Self-commodification in neoliberalism: bodies, intimacies, emotions
(University of Göttingen)
Paper short abstract:
This paper analyses neo-liberal practices of self-commodification, exploring examples of current-day bodily markets, i.e. sex trade and reproductive trade, in order to discuss how new forms of technology and governmentality can shape commodified bodies, intimacies and emotions.
Paper long abstract:
While humans were exchanged since the beginning of history for the purposes of sexuality and reproduction, religion, labour or scientific inquiry (Scheper-Huges 2002), our contemporary era has seen a rise and extension of the human commodity market, both into new populations and new terrains.
Neoliberal practices of self-commodification, instead of negating the existence of a subject (as was the case in the slave trade) are now based on the very existence of these valorised, thematised selves who actively 'choose' to sell body parts, access to their bodies and different kinds of emotional and intimate labour in the capitalist market, subjugating themselves into regimes of control and harm.

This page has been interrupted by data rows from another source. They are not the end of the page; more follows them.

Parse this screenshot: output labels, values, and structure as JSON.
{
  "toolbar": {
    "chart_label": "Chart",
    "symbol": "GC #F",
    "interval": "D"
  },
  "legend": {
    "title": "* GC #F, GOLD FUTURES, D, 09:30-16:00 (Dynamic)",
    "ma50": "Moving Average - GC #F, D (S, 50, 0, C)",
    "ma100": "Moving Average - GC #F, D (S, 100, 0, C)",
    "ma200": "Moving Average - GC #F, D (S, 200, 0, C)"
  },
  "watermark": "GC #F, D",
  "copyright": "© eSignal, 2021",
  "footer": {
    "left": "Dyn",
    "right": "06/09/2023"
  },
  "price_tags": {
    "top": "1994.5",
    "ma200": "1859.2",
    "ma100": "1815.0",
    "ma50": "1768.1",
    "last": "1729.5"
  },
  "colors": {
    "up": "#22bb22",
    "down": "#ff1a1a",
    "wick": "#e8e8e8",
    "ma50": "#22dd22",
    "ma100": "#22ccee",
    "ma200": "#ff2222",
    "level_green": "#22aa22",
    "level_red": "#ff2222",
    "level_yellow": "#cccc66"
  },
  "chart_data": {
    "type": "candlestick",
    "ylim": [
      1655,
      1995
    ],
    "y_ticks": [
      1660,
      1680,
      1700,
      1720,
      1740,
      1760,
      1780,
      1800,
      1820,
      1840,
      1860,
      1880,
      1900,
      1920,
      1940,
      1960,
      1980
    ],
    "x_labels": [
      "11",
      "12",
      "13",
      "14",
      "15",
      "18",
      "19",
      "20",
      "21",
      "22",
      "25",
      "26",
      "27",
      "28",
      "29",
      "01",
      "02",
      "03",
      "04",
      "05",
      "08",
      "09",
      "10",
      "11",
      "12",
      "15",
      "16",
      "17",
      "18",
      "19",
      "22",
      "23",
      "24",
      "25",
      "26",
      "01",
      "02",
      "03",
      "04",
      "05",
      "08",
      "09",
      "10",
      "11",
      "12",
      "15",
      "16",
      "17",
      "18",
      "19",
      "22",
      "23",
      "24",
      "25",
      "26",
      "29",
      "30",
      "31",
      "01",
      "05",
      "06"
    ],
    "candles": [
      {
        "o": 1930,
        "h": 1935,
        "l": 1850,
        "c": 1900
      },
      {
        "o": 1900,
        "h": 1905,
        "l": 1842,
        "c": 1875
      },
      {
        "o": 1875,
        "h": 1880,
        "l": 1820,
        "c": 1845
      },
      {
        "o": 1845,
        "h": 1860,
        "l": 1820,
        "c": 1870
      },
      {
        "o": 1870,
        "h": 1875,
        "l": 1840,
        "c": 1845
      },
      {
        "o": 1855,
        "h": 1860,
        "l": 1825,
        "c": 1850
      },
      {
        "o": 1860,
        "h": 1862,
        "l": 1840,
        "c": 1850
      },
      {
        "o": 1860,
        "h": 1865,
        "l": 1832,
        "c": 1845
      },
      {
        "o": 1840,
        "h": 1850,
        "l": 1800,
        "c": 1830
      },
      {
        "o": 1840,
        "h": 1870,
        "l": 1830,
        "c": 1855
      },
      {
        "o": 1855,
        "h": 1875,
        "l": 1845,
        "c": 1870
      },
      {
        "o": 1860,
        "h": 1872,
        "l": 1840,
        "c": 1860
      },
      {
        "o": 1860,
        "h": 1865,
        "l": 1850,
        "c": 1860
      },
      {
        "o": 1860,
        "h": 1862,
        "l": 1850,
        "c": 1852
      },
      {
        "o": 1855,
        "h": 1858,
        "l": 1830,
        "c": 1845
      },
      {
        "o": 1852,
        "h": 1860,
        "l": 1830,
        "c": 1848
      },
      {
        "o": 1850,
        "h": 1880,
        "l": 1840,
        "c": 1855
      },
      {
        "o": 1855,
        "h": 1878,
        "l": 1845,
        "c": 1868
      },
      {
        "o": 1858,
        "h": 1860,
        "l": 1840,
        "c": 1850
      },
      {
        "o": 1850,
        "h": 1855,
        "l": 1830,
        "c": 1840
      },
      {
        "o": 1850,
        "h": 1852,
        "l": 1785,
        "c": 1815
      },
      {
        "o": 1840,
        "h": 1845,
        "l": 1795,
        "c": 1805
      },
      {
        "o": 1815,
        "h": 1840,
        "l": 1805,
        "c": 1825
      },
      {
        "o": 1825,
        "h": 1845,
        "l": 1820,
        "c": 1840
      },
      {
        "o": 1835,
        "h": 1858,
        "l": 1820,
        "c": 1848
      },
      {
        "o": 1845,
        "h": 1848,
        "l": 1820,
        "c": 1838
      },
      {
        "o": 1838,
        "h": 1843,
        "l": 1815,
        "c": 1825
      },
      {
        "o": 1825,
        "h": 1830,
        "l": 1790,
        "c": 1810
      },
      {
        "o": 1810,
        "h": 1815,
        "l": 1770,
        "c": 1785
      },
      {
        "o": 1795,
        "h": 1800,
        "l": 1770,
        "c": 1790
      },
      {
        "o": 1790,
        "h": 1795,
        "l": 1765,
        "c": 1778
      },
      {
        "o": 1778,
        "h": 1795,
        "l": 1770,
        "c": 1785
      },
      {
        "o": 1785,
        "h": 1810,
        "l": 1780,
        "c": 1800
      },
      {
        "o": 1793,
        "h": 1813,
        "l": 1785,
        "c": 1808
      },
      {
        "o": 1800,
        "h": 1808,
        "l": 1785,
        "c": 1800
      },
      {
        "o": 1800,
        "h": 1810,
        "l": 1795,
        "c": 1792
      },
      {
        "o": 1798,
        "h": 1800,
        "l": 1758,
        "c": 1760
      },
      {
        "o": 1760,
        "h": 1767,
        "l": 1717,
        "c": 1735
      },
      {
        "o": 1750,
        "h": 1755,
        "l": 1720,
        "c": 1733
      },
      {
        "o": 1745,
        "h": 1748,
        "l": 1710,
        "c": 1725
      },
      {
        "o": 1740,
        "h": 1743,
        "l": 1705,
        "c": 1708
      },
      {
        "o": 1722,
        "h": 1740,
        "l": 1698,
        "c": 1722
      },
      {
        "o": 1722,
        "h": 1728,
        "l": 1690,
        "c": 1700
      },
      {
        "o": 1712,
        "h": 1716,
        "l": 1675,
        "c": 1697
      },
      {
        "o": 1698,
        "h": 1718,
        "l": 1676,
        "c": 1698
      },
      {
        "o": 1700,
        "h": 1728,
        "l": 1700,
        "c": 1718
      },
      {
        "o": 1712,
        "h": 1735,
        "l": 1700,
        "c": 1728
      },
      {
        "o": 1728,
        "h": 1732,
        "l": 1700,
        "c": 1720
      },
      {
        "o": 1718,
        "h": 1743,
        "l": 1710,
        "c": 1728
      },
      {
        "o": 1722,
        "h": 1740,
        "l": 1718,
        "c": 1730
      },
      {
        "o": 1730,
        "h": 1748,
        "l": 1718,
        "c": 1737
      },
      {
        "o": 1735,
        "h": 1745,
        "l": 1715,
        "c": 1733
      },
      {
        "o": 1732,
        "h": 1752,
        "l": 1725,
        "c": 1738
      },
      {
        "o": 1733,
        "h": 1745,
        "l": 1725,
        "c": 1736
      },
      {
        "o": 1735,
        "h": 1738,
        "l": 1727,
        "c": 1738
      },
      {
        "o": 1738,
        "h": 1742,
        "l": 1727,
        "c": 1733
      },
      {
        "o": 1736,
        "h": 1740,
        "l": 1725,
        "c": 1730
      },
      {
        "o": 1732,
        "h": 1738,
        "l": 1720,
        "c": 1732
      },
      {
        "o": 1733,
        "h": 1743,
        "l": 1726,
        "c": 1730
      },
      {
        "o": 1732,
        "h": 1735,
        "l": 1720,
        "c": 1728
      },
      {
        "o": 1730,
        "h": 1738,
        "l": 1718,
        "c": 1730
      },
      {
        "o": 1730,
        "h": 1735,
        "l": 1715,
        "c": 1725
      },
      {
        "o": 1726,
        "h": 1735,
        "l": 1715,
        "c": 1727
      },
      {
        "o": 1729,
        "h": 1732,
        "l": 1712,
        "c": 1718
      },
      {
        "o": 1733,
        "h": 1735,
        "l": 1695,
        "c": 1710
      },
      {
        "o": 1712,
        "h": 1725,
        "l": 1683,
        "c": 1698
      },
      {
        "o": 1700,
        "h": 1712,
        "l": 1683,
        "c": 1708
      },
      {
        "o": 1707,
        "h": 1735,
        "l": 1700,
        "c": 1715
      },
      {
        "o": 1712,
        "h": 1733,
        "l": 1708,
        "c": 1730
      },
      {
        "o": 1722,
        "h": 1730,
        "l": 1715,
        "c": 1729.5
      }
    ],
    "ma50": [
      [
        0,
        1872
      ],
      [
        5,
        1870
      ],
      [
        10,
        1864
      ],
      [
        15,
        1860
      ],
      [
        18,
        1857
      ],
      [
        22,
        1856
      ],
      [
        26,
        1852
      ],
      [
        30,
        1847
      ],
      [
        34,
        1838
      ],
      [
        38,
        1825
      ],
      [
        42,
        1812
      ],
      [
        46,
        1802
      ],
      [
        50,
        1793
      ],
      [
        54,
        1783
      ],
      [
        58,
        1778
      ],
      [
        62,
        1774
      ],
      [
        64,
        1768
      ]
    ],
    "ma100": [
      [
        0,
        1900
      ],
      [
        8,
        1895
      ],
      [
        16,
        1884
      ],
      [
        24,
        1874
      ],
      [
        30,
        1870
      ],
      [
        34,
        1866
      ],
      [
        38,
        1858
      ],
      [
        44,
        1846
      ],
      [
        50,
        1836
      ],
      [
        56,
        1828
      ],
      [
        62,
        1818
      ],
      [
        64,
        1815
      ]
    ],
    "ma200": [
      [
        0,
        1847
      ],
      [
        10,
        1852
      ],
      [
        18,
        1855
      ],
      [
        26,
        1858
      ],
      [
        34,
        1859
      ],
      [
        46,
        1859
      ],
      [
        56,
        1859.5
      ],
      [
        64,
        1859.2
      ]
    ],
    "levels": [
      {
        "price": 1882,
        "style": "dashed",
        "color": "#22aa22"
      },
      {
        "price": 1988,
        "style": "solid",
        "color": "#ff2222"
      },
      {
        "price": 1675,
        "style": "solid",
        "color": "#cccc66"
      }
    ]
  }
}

In this context, discourses of self-authorship and freedom of choice enable the masking of harsh realities of impoverishment, gross inequalities and economies of extraction, in which bodies and bodily capabilities from the Global South serve the needs and desires of the more affluent populations in the Global North.

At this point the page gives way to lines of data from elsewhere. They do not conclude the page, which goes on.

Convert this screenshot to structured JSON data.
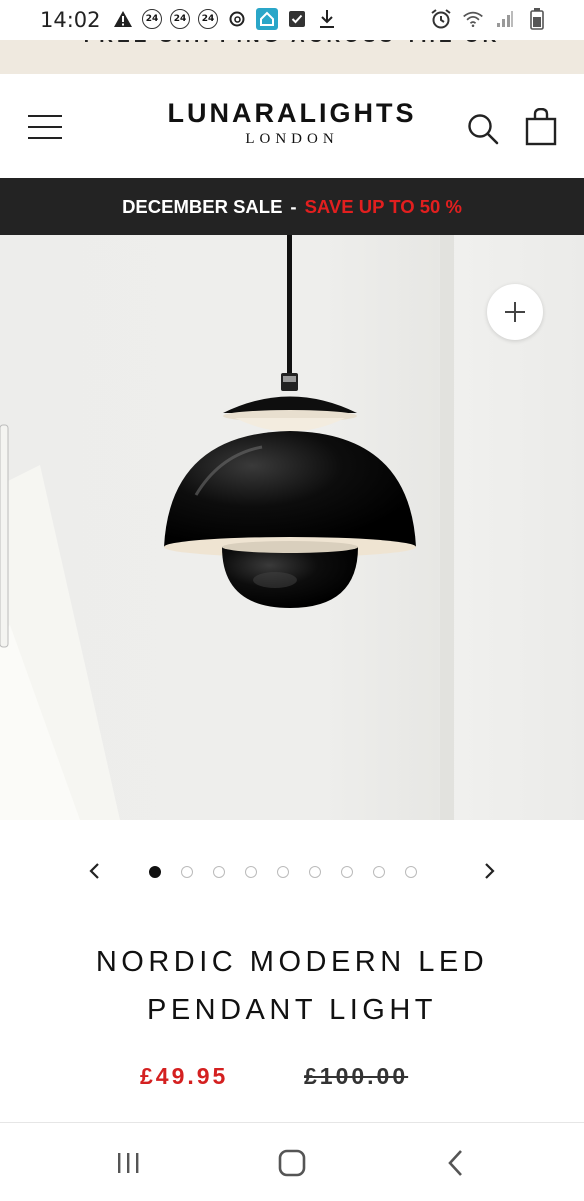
{
  "status_bar": {
    "time": "14:02",
    "badge_numbers": [
      "24",
      "24",
      "24"
    ],
    "icons": [
      "warning-icon",
      "threads-icon",
      "home-app-icon",
      "checkbox-icon",
      "download-icon",
      "alarm-icon",
      "wifi-icon",
      "signal-icon",
      "battery-icon"
    ]
  },
  "shipping_banner": {
    "text": "FREE SHIPPING ACROSS THE UK"
  },
  "header": {
    "brand": "LUNARALIGHTS",
    "brand_sub": "LONDON",
    "icons": [
      "menu-icon",
      "search-icon",
      "shopping-bag-icon"
    ]
  },
  "sale_banner": {
    "label": "DECEMBER SALE",
    "separator": "-",
    "highlight": "SAVE UP TO 50 %",
    "highlight_color": "#e21f1f"
  },
  "gallery": {
    "image_count": 9,
    "active_index": 0,
    "icons": [
      "zoom-plus-icon",
      "chevron-left-icon",
      "chevron-right-icon"
    ]
  },
  "product": {
    "title_line1": "NORDIC MODERN LED",
    "title_line2": "PENDANT LIGHT",
    "sale_price": "£49.95",
    "original_price": "£100.00",
    "sale_color": "#d42020"
  },
  "system_nav": {
    "icons": [
      "recent-apps-icon",
      "home-icon",
      "back-icon"
    ]
  }
}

Global markets based on technologies of communication, transport and cryopreservation have served as crucial actors in the development of these new forms of commodification of human bodies, intimacies and emotions, enabling abstraction and anonymisation of both buyer and seller; further alienating the seller from her (or his) own personhood, and loading the object-self with fetishised meanings, aspirations, desires.
In our paper we will utilise two examples of body-trade, namely surrogacy and sex-work, in order to explore the novel and the persistent within the commerce of bodies, and in ways of resisting it.
Changing intimate exchanges and emerging forms of resistance to intensified self-commodification